Task statement | Could you copy every line from the material below in which "true" appears?

Recorded data |
------------------------------------------------

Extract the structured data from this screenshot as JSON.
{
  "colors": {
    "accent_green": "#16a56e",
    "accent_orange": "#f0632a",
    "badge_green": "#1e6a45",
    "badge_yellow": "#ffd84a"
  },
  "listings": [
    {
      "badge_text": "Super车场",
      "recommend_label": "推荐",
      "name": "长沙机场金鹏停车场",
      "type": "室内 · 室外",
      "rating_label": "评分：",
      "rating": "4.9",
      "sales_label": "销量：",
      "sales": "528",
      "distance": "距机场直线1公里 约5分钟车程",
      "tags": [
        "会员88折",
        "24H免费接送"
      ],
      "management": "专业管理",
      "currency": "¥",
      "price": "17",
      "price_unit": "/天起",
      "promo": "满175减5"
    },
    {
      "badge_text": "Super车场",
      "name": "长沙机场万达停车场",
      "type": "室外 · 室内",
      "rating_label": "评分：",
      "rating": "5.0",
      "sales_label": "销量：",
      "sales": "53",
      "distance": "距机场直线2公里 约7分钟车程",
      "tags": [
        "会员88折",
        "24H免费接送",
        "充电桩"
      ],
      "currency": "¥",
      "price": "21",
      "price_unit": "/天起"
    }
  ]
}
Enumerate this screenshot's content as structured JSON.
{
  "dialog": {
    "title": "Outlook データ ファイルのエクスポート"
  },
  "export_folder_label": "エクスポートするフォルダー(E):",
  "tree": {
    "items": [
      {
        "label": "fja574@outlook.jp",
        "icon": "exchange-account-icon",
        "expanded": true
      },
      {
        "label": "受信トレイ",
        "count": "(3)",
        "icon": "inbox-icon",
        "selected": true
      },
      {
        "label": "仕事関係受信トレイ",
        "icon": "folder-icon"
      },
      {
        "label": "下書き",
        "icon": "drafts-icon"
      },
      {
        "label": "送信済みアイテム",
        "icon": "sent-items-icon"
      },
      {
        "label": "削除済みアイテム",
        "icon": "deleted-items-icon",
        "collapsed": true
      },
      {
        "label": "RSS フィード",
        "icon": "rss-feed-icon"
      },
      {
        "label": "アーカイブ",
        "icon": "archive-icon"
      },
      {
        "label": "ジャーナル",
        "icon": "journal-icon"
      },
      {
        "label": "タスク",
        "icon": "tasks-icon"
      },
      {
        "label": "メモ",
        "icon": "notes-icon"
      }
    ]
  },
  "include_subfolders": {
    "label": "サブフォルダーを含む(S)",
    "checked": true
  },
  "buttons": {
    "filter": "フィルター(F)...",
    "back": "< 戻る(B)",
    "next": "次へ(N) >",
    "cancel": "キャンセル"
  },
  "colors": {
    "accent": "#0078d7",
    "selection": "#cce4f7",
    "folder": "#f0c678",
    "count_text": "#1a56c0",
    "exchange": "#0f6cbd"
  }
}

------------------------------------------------

Written response |
        "expanded": true
        "selected": true
        "collapsed": true
    "checked": true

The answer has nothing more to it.